Dr. Harrison B. Wilson Jr., longtime president of NSU, dies at 94

8/2/2019, 6 a.m.
Dr. Harrison B. Wilson Jr., who served as president of Nor- folk State University for 22 years and whose grandson, ...
Dr. Wilson

He was the second president of the university, which had been the Norfolk division of Virginia Union University from its start in 1935 until 1942. In 1944, the Virginia General Assembly made it a division of Virginia State College. NSU became a separate, independent state-supported institution with its own president in 1969.

During Dr. Wilson’s tenure at NSU, the university’s annual budget increased from $14 million to $86 million, enrollment increased from 6,700 students to 8,100 students and the number of faculty and staff grew from 377 to 412. The university also acquired 51 acres of land and added 14 new buildings.

The university’s Naval Reserve Officers Training Corps flour- ished under his tenure, producing one of the largest number of minority naval officers in the nation.

The NSU Spartans left the CIAA in 1997 for the NCAA Division I MEAC, Mid-Eastern Athletic Conference.

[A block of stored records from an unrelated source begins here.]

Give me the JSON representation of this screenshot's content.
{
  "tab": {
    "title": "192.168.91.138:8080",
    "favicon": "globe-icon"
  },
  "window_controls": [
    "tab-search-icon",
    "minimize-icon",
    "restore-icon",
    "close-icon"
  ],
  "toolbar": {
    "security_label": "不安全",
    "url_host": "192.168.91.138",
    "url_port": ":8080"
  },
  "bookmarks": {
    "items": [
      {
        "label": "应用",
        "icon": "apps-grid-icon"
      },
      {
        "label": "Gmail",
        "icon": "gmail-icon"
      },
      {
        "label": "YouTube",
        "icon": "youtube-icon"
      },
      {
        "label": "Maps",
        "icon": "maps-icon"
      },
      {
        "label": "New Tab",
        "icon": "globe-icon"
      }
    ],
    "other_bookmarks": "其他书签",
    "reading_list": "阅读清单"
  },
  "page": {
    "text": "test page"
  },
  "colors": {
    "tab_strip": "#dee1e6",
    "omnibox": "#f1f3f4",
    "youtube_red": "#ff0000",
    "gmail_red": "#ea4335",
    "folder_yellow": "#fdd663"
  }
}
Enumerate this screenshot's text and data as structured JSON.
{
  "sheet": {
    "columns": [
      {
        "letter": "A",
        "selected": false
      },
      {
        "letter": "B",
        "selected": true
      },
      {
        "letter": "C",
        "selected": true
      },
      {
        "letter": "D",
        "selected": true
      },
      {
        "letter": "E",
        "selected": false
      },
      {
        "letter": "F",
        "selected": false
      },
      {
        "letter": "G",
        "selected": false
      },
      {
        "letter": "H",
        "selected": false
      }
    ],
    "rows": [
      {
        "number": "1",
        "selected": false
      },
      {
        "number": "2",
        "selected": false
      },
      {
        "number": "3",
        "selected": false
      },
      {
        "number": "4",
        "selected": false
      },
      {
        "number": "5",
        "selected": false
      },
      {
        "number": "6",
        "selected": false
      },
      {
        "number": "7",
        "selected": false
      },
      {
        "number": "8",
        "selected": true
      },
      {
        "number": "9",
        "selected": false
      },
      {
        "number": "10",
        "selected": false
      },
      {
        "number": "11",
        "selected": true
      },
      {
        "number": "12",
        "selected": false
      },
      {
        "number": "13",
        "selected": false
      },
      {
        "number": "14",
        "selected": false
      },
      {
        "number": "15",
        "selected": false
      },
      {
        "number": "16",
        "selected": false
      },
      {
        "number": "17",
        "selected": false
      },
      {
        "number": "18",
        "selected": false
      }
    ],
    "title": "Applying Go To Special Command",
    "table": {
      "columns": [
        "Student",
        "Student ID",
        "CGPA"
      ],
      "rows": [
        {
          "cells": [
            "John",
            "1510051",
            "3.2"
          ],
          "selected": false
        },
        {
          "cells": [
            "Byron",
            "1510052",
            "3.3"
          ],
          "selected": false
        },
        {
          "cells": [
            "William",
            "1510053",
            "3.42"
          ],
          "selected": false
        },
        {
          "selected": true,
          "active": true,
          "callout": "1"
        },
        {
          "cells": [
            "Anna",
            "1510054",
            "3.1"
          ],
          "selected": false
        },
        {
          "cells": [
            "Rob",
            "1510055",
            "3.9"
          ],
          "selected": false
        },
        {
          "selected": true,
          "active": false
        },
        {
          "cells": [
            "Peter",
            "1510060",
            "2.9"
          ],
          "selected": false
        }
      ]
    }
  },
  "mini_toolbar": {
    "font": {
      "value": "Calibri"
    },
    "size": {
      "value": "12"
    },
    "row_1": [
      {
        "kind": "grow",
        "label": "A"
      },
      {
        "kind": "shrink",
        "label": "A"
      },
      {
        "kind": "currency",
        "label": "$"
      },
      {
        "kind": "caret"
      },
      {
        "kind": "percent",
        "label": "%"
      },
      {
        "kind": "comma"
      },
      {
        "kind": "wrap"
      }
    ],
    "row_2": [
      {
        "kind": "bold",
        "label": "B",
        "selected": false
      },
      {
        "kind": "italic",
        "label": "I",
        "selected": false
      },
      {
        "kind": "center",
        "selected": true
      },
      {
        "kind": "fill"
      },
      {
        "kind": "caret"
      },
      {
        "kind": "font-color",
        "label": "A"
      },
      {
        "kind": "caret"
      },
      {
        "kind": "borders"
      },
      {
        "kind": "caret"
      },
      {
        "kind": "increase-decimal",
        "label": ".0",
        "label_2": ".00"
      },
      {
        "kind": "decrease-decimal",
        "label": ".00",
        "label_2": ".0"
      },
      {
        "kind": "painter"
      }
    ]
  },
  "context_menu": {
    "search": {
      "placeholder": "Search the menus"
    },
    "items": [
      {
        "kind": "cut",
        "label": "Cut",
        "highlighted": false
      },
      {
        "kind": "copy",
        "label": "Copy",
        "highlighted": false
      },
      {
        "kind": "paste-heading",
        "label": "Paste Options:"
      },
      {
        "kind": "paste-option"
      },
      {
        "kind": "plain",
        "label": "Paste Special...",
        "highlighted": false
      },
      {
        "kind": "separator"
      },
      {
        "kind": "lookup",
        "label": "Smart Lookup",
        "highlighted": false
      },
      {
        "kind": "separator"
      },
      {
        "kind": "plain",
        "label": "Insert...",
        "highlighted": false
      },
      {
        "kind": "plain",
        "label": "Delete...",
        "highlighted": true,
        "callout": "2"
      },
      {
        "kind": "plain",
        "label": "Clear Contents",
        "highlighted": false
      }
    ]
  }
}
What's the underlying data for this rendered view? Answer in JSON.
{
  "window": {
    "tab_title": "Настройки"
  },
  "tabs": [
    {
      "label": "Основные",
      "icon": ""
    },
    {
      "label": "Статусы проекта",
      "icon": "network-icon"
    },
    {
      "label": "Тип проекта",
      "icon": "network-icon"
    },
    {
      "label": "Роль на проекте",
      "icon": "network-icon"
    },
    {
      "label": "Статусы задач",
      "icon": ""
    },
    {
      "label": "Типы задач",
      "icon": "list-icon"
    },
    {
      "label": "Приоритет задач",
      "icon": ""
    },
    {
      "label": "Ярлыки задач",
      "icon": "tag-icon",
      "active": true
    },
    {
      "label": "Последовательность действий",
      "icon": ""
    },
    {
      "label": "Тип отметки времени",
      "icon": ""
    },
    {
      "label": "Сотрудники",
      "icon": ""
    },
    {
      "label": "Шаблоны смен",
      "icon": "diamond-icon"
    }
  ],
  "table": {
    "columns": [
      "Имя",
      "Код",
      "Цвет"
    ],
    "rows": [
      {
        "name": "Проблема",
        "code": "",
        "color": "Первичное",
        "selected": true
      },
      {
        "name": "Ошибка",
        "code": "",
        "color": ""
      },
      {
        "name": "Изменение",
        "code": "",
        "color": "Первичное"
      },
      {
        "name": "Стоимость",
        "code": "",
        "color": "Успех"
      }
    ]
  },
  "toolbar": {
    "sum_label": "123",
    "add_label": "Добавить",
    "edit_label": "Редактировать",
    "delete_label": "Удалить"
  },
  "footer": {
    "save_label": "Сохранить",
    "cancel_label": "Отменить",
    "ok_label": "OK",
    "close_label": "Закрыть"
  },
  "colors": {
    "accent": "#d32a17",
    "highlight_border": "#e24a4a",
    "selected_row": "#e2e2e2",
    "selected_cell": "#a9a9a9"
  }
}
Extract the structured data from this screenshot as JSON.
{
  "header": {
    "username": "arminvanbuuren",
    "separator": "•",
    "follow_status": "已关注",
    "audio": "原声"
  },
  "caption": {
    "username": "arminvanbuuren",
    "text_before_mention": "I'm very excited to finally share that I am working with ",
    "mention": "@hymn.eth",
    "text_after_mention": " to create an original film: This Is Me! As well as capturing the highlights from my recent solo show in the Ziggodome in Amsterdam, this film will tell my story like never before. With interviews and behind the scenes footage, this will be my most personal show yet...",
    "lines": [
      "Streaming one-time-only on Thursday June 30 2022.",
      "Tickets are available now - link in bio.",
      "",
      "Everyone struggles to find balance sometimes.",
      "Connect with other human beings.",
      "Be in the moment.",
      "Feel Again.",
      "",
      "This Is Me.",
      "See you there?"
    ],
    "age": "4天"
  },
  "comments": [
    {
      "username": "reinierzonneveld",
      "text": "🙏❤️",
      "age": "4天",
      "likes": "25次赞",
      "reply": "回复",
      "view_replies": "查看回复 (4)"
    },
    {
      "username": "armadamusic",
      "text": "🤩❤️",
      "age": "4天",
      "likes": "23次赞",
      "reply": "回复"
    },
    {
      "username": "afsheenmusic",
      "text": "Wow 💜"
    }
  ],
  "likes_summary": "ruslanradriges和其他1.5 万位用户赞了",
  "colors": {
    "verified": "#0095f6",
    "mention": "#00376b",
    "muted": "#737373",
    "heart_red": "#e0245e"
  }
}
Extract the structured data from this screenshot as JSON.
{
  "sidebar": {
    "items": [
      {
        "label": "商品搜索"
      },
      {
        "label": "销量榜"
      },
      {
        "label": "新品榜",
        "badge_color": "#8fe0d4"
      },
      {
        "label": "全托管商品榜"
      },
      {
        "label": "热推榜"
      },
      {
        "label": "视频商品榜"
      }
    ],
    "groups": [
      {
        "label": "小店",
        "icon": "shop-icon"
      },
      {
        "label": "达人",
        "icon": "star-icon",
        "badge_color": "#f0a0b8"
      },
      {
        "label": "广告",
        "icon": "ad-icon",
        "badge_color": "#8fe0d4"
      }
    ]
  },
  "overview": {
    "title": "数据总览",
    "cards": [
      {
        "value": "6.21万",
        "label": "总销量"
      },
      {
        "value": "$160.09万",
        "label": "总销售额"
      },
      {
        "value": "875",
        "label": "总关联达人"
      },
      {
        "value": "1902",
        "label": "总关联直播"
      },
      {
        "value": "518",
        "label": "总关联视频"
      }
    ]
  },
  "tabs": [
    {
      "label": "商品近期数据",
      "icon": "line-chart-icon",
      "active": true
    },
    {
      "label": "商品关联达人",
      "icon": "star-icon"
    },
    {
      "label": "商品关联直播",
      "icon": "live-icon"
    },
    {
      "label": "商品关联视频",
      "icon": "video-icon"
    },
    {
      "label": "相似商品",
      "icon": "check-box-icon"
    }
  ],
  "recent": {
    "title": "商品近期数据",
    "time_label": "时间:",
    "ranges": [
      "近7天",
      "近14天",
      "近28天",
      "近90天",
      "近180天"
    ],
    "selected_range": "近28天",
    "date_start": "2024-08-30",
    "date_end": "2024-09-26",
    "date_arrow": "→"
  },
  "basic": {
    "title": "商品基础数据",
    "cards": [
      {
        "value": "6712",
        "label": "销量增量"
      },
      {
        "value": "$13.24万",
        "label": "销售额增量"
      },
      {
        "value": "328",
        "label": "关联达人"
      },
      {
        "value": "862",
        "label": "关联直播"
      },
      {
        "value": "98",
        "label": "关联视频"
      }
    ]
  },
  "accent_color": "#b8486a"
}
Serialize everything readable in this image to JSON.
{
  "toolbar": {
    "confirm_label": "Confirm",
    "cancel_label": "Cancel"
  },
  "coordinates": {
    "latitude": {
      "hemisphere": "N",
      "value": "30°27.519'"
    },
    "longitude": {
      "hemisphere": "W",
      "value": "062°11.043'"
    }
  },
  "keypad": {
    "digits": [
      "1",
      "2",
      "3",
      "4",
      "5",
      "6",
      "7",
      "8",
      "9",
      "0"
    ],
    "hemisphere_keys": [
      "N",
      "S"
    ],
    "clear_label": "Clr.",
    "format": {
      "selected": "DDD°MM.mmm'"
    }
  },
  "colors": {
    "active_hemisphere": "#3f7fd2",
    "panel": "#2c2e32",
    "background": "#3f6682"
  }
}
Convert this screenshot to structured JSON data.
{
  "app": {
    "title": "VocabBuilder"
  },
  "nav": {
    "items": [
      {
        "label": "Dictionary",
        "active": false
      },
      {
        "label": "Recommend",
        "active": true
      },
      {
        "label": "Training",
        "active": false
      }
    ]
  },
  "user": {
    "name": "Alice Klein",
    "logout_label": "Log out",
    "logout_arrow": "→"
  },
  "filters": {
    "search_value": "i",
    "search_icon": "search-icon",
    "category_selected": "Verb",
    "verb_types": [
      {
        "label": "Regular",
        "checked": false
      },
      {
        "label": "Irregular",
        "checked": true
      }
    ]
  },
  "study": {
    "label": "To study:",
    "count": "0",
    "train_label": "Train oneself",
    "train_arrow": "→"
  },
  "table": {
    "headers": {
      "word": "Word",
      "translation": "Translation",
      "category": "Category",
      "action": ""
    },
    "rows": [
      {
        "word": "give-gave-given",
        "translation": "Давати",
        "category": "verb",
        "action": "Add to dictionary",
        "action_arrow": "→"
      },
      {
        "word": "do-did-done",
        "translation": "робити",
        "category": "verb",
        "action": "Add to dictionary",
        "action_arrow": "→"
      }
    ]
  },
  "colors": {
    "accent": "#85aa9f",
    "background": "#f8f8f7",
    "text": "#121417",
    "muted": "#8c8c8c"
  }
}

Upon Dr. Wilson’s retirement in 1997, NSU’s administrative building was named in his honor. He also was honored in 1997 as one of Dominion’s Strong Men and Women: Excellence in Leadership.

Dr. Wilson was active with a number of boards and organi- zations. He was a member of Kappa Alpha Psi Fraternity and was on the board of directors of Virginia National Bank, the lay advisory board of DePaul Hospital in Norfolk and the board of directors of the Virginia Health, Welfare and Recreation Plan- ning Council.

Dr. Wilson was pre-deceased by two sons, Richard Wilson and Harrison B. Wilson III.

Survivors include his wife, Dr. Lucy Wilson, a former Old Dominion University faculty member and former member of the Norfolk School Board; two daughters, April and Jennifer; and two sons, John and Benjamin Wilson.

A public memorial service will be held 3 p.m. Saturday, Aug. 3, at Norfolk State University’s L. Douglas Wilder Performing Arts Center, 700 Park Ave. in Norfolk.